Green recovery

The great divide in green jobs

15/03/2023 PNG

Despite the fundamental changes the green transition entails for labour markets, there is not yet a universally accepted definition of what a green job is. According to a task-based approach, green-task jobs have a significant share of tasks that directly help improve environmental sustainability or reduce greenhouse gas emissions.

Around 18% of workers in the OECD have jobs that fit this definition, but the share of green-task jobs differs across regions, ranging from 7% to more than 35%.

Some regions, including many capital regions, have a high and increasing share of green-task jobs and a low share of “polluting” jobs at risk of disappearing. In other regions, a high share of polluting and green-task jobs coincide, which creates space for job transitions. The regions with a high concentration of polluting jobs and few green jobs require another set of policy strategies to both upskill and support these workers.

Without policy action, the green transition may have other significant distributional effects. Green-task jobs tend to offer up to 20% higher pay, and so far, high-skilled and educated workers have predominantly captured the green jobs that have emerged, while people in lower-skilled jobs are at higher risk of displacement.

Alongside national governments, local actors will play an important role in managing the green, and just, transition.
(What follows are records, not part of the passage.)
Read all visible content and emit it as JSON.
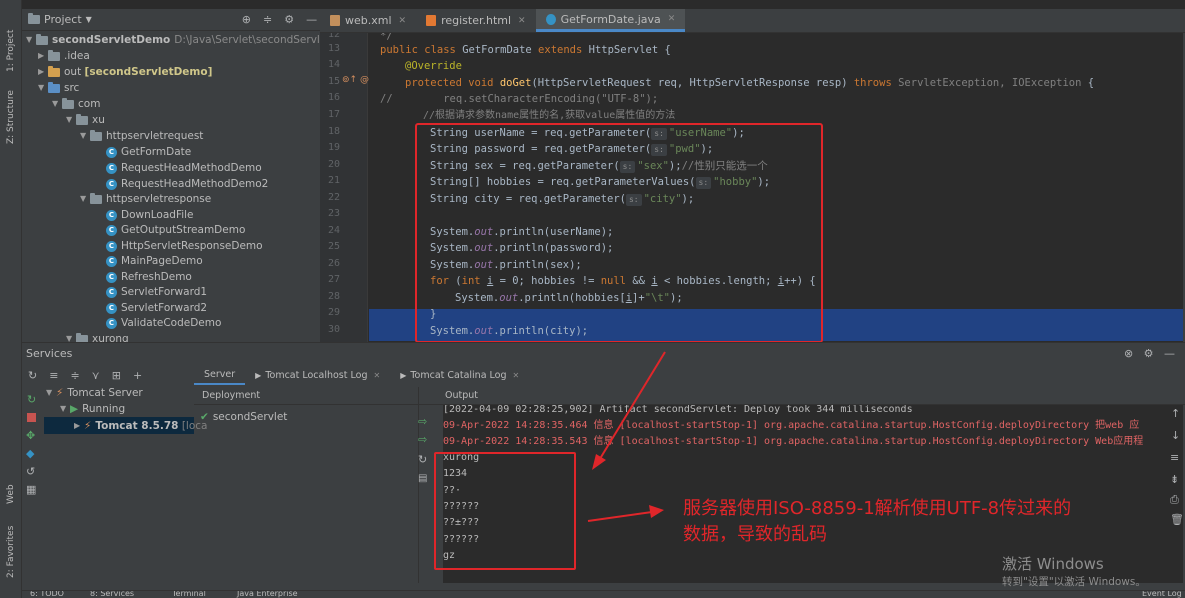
{
  "side_tabs": {
    "project": "1: Project",
    "structure": "Z: Structure",
    "web": "Web",
    "favorites": "2: Favorites"
  },
  "project": {
    "title": "Project",
    "tree": [
      {
        "label": "secondServletDemo",
        "path": "D:\\Java\\Servlet\\secondServletDem",
        "type": "module"
      },
      {
        "label": ".idea",
        "type": "folder"
      },
      {
        "label": "out",
        "extra": "[secondServletDemo]",
        "type": "folder-orange"
      },
      {
        "label": "src",
        "type": "folder-blue"
      },
      {
        "label": "com",
        "type": "package"
      },
      {
        "label": "xu",
        "type": "package"
      },
      {
        "label": "httpservletrequest",
        "type": "package"
      },
      {
        "label": "GetFormDate",
        "type": "class"
      },
      {
        "label": "RequestHeadMethodDemo",
        "type": "class"
      },
      {
        "label": "RequestHeadMethodDemo2",
        "type": "class"
      },
      {
        "label": "httpservletresponse",
        "type": "package"
      },
      {
        "label": "DownLoadFile",
        "type": "class"
      },
      {
        "label": "GetOutputStreamDemo",
        "type": "class"
      },
      {
        "label": "HttpServletResponseDemo",
        "type": "class"
      },
      {
        "label": "MainPageDemo",
        "type": "class"
      },
      {
        "label": "RefreshDemo",
        "type": "class"
      },
      {
        "label": "ServletForward1",
        "type": "class"
      },
      {
        "label": "ServletForward2",
        "type": "class"
      },
      {
        "label": "ValidateCodeDemo",
        "type": "class"
      },
      {
        "label": "xurong",
        "type": "package"
      }
    ]
  },
  "editor_tabs": [
    {
      "label": "web.xml",
      "active": false
    },
    {
      "label": "register.html",
      "active": false
    },
    {
      "label": "GetFormDate.java",
      "active": true
    }
  ],
  "code": {
    "line_numbers": [
      "12",
      "13",
      "14",
      "15",
      "16",
      "17",
      "18",
      "19",
      "20",
      "21",
      "22",
      "23",
      "24",
      "25",
      "26",
      "27",
      "28",
      "29",
      "30"
    ],
    "l12": "*/",
    "l13_kw": "public class ",
    "l13_name": "GetFormDate ",
    "l13_kw2": "extends ",
    "l13_rest": "HttpServlet {",
    "l14": "@Override",
    "l15_kw": "protected void ",
    "l15_fn": "doGet",
    "l15_a": "(HttpServletRequest req, HttpServletResponse resp) ",
    "l15_kw2": "throws ",
    "l15_exc": "ServletException, IOException",
    "l15_end": " {",
    "l16_prefix": "//",
    "l16": "        req.setCharacterEncoding(\"UTF-8\");",
    "l17": "//根据请求参数name属性的名,获取value属性值的方法",
    "params": [
      {
        "decl": "String userName = req.getParameter(",
        "hint": "s:",
        "arg": "\"userName\"",
        "tail": ");"
      },
      {
        "decl": "String password = req.getParameter(",
        "hint": "s:",
        "arg": "\"pwd\"",
        "tail": ");"
      },
      {
        "decl": "String sex = req.getParameter(",
        "hint": "s:",
        "arg": "\"sex\"",
        "tail": ");",
        "comment": "//性别只能选一个"
      },
      {
        "decl": "String[] hobbies = req.getParameterValues(",
        "hint": "s:",
        "arg": "\"hobby\"",
        "tail": ");"
      },
      {
        "decl": "String city = req.getParameter(",
        "hint": "s:",
        "arg": "\"city\"",
        "tail": ");"
      }
    ],
    "printlns": [
      "userName",
      "password",
      "sex"
    ],
    "sys": "System.",
    "out": "out",
    "println": ".println(",
    "l27_for": "for ",
    "l27_a": "(",
    "l27_int": "int ",
    "l27_i": "i",
    "l27_b": " = 0; hobbies != ",
    "l27_null": "null",
    "l27_c": " && ",
    "l27_d": " < hobbies.length; ",
    "l27_e": "++) {",
    "l28_a": "hobbies[",
    "l28_b": "]+",
    "l28_str": "\"\\t\"",
    "l28_c": ");",
    "l29": "}",
    "l30_arg": "city",
    "l30_end": ");"
  },
  "services": {
    "title": "Services",
    "server": "Tomcat Server",
    "running": "Running",
    "instance": "Tomcat 8.5.78",
    "instance_suffix": "[loca",
    "tabs": [
      "Server",
      "Tomcat Localhost Log",
      "Tomcat Catalina Log"
    ],
    "deployment_header": "Deployment",
    "deployment_item": "secondServlet",
    "output_header": "Output",
    "output_lines": [
      {
        "text": "[2022-04-09 02:28:25,902] Artifact secondServlet: Deploy took 344 milliseconds",
        "color": "#bbbbbb"
      },
      {
        "text": "09-Apr-2022 14:28:35.464 信息 [localhost-startStop-1] org.apache.catalina.startup.HostConfig.deployDirectory 把web 应",
        "color": "#e06464"
      },
      {
        "text": "09-Apr-2022 14:28:35.543 信息 [localhost-startStop-1] org.apache.catalina.startup.HostConfig.deployDirectory Web应用程",
        "color": "#e06464"
      },
      {
        "text": "xurong",
        "color": "#bbbbbb"
      },
      {
        "text": "1234",
        "color": "#bbbbbb"
      },
      {
        "text": "??·",
        "color": "#bbbbbb"
      },
      {
        "text": "??????",
        "color": "#bbbbbb"
      },
      {
        "text": "??±???",
        "color": "#bbbbbb"
      },
      {
        "text": "??????",
        "color": "#bbbbbb"
      },
      {
        "text": "gz",
        "color": "#bbbbbb"
      }
    ]
  },
  "annotation": {
    "line1": "服务器使用ISO-8859-1解析使用UTF-8传过来的",
    "line2": "数据，导致的乱码"
  },
  "watermark": {
    "line1": "激活 Windows",
    "line2": "转到\"设置\"以激活 Windows。"
  },
  "status_bar": {
    "todo": "6: TODO",
    "services": "8: Services",
    "terminal": "Terminal",
    "java_enterprise": "Java Enterprise",
    "event_log": "Event Log"
  },
  "colors": {
    "highlight": "#e0262a",
    "selection": "#214283",
    "accent": "#4a88c7"
  }
}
With both the challenges and opportunities of the green transition being place-specific, initiatives tailored to local realities are needed.
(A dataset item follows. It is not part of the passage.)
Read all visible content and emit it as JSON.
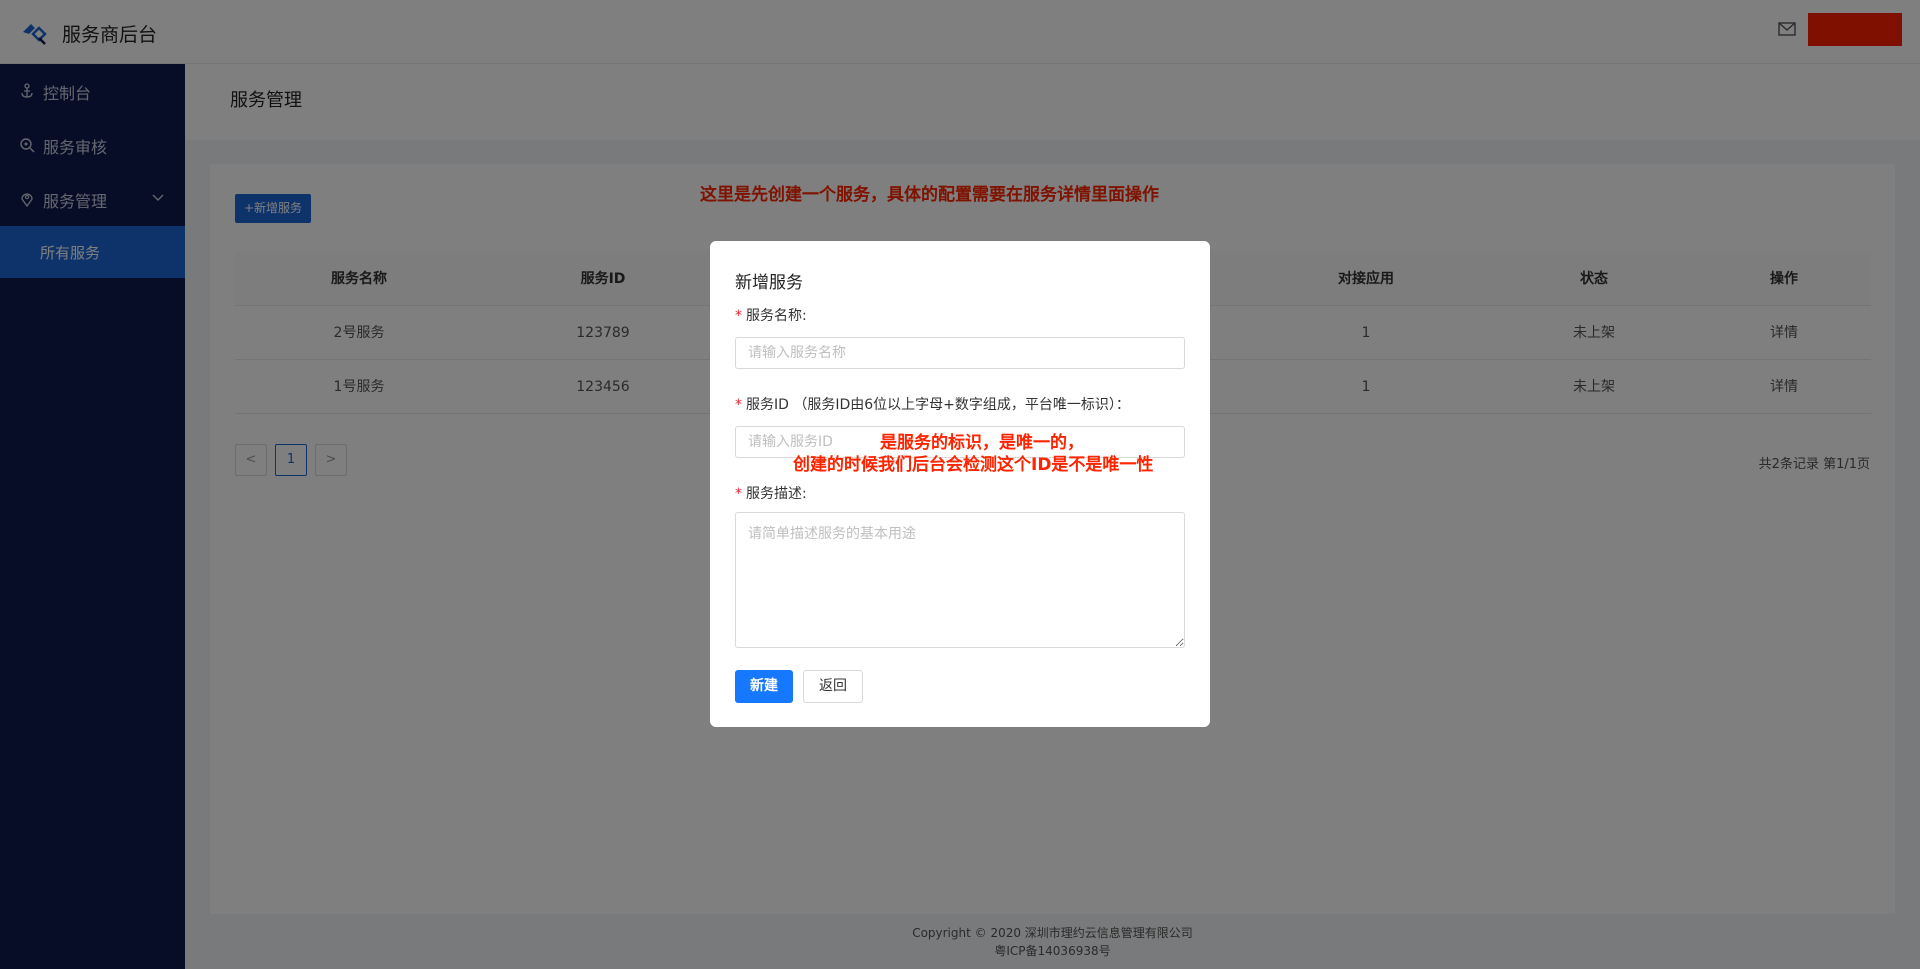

See also: Job Creation and Local Economic Development 2023: Bridging the Great Green Divide